#### Exercise:
Within these records, how many lines hold "Public"? Give the number alone.

(Stored items)
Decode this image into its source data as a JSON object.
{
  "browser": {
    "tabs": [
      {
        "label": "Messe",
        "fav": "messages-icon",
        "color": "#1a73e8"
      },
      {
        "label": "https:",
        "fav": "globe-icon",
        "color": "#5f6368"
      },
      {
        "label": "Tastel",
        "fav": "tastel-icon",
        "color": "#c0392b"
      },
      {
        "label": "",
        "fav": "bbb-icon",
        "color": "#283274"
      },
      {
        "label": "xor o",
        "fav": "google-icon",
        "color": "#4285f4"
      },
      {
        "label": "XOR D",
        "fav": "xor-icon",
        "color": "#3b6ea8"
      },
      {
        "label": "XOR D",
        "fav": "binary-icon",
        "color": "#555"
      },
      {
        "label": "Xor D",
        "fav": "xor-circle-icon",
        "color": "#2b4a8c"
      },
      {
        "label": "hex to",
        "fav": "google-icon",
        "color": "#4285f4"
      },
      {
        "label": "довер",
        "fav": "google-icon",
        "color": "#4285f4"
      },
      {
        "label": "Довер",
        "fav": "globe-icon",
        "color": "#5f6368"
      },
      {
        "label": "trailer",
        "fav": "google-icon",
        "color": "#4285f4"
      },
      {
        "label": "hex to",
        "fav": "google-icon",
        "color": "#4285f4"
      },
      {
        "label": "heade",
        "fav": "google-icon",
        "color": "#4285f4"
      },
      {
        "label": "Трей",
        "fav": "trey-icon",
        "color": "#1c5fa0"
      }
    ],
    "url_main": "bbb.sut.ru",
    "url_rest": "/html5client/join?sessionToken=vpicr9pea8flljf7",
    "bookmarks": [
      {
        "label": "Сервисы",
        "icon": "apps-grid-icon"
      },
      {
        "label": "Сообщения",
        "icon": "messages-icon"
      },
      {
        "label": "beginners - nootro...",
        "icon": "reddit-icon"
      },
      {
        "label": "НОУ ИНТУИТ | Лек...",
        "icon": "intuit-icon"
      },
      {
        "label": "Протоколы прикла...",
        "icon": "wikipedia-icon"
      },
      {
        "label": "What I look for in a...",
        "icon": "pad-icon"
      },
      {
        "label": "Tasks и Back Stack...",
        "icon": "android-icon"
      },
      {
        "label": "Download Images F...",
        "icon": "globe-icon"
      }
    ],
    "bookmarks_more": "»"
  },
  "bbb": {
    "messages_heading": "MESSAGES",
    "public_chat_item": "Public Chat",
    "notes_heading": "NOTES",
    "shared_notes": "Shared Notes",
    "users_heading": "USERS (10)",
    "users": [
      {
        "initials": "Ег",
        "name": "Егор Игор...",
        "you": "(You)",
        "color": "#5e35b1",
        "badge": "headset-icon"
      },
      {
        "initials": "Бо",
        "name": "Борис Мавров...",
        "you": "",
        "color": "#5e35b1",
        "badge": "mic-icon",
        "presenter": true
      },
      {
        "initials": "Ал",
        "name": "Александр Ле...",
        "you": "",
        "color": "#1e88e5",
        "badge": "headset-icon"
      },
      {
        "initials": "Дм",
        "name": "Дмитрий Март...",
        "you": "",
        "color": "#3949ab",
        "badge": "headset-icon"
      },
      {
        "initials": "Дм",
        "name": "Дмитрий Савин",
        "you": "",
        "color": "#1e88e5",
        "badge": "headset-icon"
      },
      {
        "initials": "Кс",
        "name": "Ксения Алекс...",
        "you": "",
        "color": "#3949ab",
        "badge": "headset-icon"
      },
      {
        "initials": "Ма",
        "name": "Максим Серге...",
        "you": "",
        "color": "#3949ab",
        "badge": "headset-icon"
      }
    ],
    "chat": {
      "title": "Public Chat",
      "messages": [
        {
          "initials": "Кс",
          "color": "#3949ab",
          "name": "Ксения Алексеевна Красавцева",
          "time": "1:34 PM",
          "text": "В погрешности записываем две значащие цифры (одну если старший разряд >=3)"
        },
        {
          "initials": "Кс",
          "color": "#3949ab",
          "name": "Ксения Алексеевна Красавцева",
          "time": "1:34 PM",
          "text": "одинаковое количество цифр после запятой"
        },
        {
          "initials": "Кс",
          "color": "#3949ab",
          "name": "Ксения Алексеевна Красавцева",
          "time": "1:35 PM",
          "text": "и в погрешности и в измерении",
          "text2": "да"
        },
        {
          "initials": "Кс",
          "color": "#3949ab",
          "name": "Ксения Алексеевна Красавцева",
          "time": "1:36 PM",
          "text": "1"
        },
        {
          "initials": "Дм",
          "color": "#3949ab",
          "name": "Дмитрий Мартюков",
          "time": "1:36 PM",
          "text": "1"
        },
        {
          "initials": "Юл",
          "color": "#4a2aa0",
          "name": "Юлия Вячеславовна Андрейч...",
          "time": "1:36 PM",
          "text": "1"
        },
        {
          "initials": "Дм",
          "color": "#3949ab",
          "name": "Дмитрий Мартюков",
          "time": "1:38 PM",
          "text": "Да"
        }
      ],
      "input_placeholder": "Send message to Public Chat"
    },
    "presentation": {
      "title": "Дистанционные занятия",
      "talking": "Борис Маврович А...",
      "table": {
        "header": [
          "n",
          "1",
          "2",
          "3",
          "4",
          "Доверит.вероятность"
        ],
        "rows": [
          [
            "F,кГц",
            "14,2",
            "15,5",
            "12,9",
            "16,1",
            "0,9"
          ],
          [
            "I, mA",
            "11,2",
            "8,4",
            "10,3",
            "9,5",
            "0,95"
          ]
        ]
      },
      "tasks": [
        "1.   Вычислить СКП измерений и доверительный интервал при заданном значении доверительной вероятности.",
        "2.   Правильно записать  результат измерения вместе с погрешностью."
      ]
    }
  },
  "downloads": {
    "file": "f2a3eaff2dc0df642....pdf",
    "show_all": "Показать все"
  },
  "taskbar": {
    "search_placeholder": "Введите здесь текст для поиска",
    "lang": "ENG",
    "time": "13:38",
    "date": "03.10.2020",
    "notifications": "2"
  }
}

#### Task result:
3